Education is unpredictable. This statement makes us unstable and perhaps even a little shaken. No administrator would ever want to admit that something so important is unpredictable, especially since you are the manager. Few parents, teachers or students want to hear that education is unpredictable. We tend to avoid using this word, and I suspect it’s because we don’t fully understand it. Let’s embrace the chaos of unpredictability and let it work for us.
Unpredictability seems to occur in two very different forms. For clarity, I will call both forms “Type 1” and “Type 2”. They are very different from each other and have different implications for our reaction to unpredictable situations. Often we don’t like to use the word unpredictable because there is an implicit feeling that there is nothing we can do about it. It’s just a form of unpredictability, as you’ll see. We would never say that education is unpredictable and something we cannot control. It’s the other kind of unpredictable.
Type 1 unpredictability, simply put, is something that doesn’t care about our predictions. Think about the weather. It’s unpredictable. We spend most of our days trying to predict the weather and a good part of our lives getting those predictions wrong. The weather doesn’t watch the news and doesn’t adjust because of our forecast, obviously. Many events are type 1 and immune to predictions.
Type 2 unpredictability cares about predictions and responds to those predictions. The stock market is a good example. People make predictions in an unpredictable market and then they react to those predictions and it impacts the market. The recent rate hikes are a good example. The impact can be positive or negative. The market is always inherently unpredictable, but forecasts affect it. We see this happen in every election as well. People make predictions and those predictions then influence voters. The swing can go in any direction. Elections are completely unpredictable, but the prediction will influence the outcome. It’s a fascinating concept if you think about it. There is, however, an incredible danger for type 2 unpredictability, and we must be mindful of it. The danger is when we think our predictions will have the desired impact with certainty. If you are certain that your prediction will guarantee the outcome of a vote, the only certainty is that you could be wrong.
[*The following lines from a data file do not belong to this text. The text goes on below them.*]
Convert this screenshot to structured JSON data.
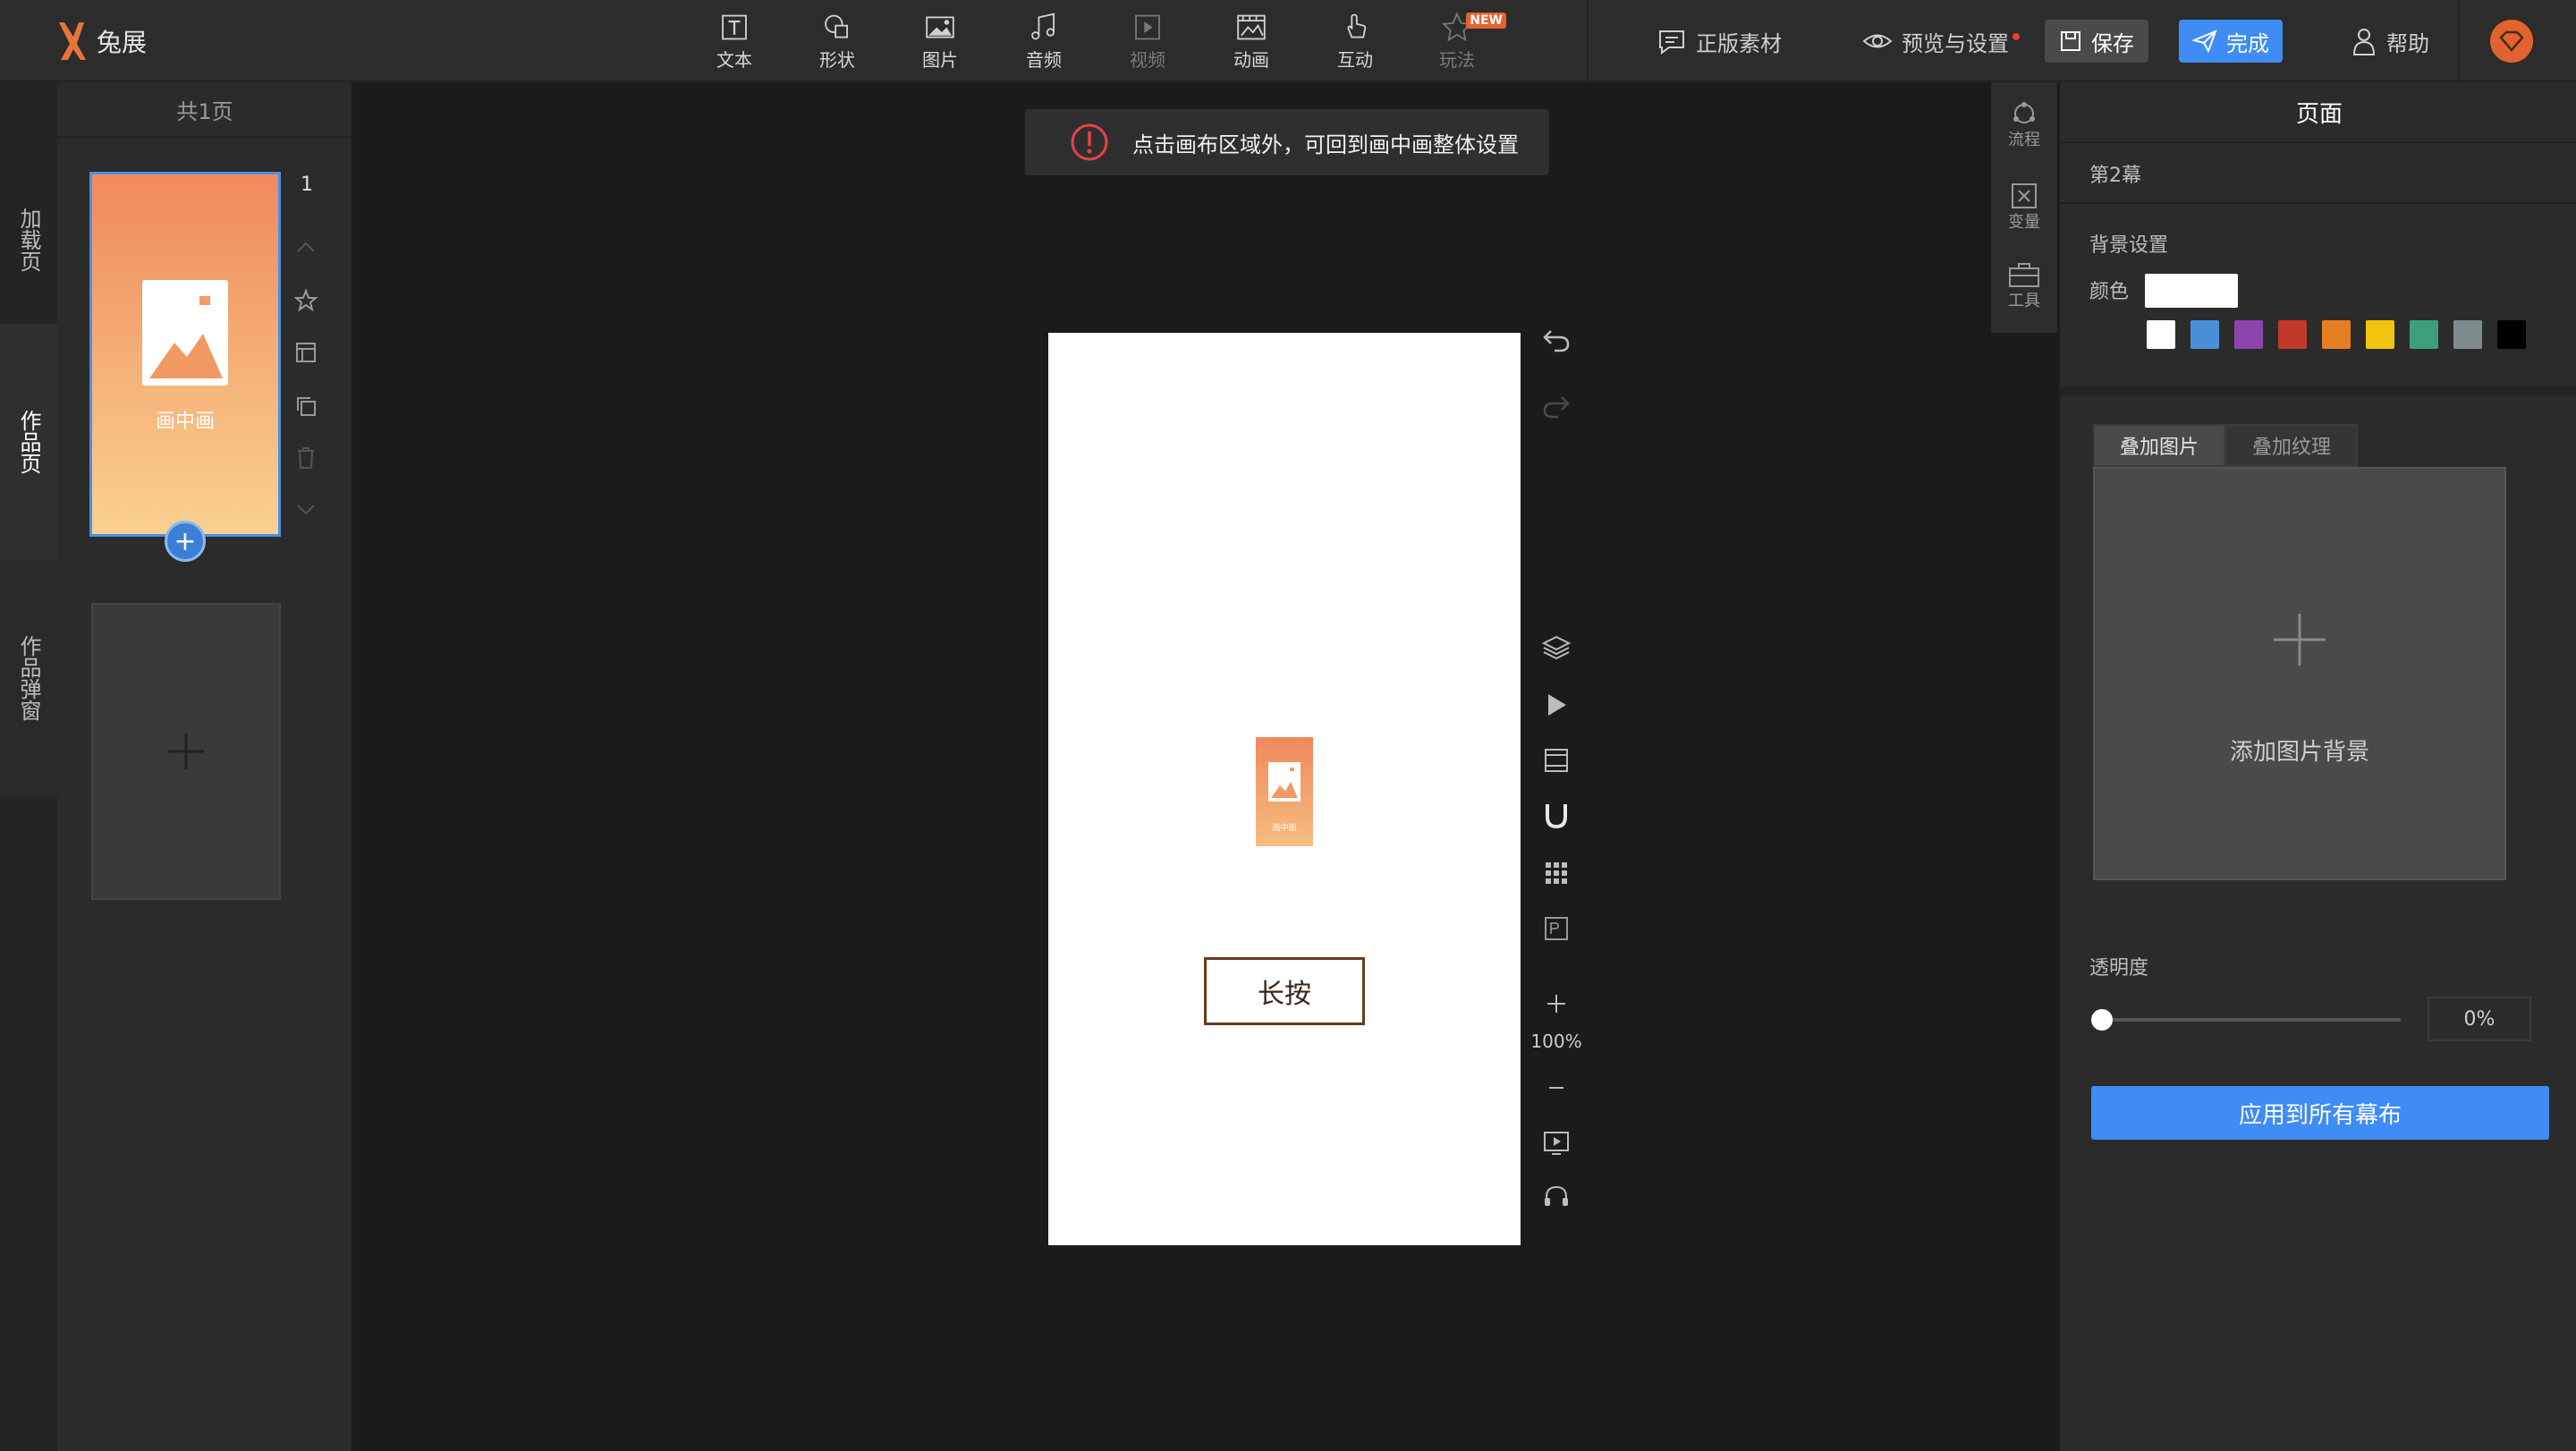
{
  "app": {
    "name": "兔展"
  },
  "toolbar": {
    "tools": [
      {
        "label": "文本",
        "icon": "text-icon"
      },
      {
        "label": "形状",
        "icon": "shape-icon"
      },
      {
        "label": "图片",
        "icon": "image-icon"
      },
      {
        "label": "音频",
        "icon": "audio-icon"
      },
      {
        "label": "视频",
        "icon": "video-icon",
        "disabled": true
      },
      {
        "label": "动画",
        "icon": "animation-icon"
      },
      {
        "label": "互动",
        "icon": "interact-icon"
      },
      {
        "label": "玩法",
        "icon": "play-icon",
        "disabled": true,
        "badge": "NEW"
      }
    ],
    "assets": "正版素材",
    "preview": "预览与设置",
    "save": "保存",
    "done": "完成",
    "help": "帮助"
  },
  "left_tabs": [
    "加载页",
    "作品页",
    "作品弹窗"
  ],
  "left_tab_active": "作品页",
  "page_list": {
    "count_label": "共1页",
    "pages": [
      {
        "number": "1",
        "label": "画中画"
      }
    ]
  },
  "canvas": {
    "tip": "点击画布区域外，可回到画中画整体设置",
    "mini_label": "画中画",
    "button_label": "长按",
    "zoom": "100%"
  },
  "right_mini": [
    "流程",
    "变量",
    "工具"
  ],
  "right_panel": {
    "title": "页面",
    "scene": "第2幕",
    "bg_section": "背景设置",
    "color_label": "颜色",
    "color_value": "#ffffff",
    "swatches": [
      "#ffffff",
      "#4a90d9",
      "#8e44ad",
      "#c0392b",
      "#e67e22",
      "#f1c40f",
      "#3f9e7a",
      "#7f8c8d",
      "#000000"
    ],
    "tabs": [
      "叠加图片",
      "叠加纹理"
    ],
    "active_tab": "叠加图片",
    "upload_label": "添加图片背景",
    "opacity_label": "透明度",
    "opacity_value": "0%",
    "apply_label": "应用到所有幕布"
  }
}
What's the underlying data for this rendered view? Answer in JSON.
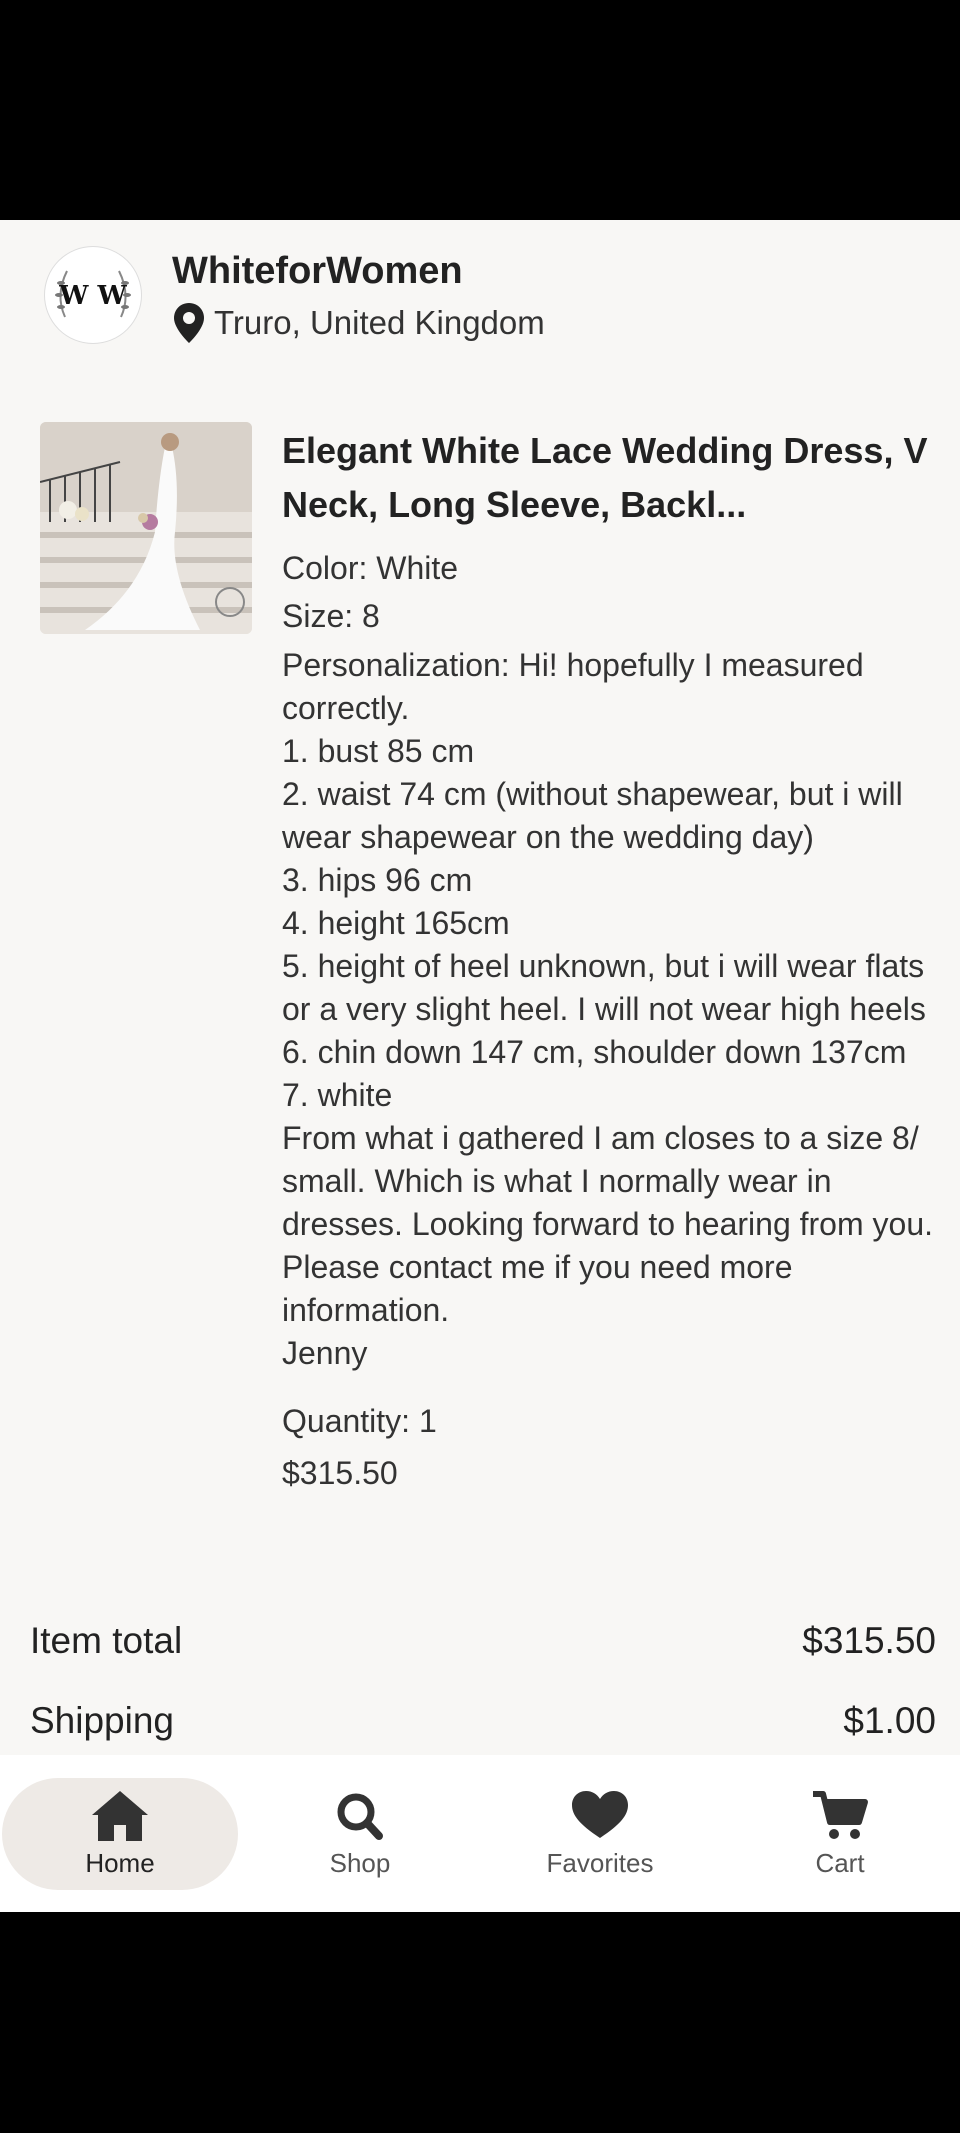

If the past few years have taught us anything in education, it’s that on a large scale, much of what happens in school districts is largely unpredictable (think COVID-19, lockdowns , student success, voting on bond results, etc.). Some of these events are type 1 and some are type 2. Forecasting a freeze has no impact on whether a freeze occurs, so it is clearly a type 1. Student success predictions happen all the time, however, and those predictions have an impact on the outcome. The danger zone is to think that these predictions will come true. Making a prediction could have a positive impact or even a negative impact. A student (or school or district) predicted to fail may respond positively or negatively.
This is why it is so important to distinguish between correlation and causation. Type 2 predictions are funny that way. This is also true for school bond elections. One could argue that property values are unpredictable (they are) and that they respond to meta-predictions (they do to some extent). Future fund balances are unpredictable and are also influenced by forecasts. The list of type 2 unpredictability may be longer than you initially think.
The overriding point is that things that have never happened before happen all the time in education. Much of what we do is unpredictable, but our predictions have a big impact on the outcome. When I was young, I had a naïve understanding of what it meant to be optimistic or pessimistic. I thought it meant someone who is positive or negative. I now realize that a true optimist is someone who realizes the future is uncertain.
Quintin Shepherd is the Superintendent of the Independent School District of Victoria.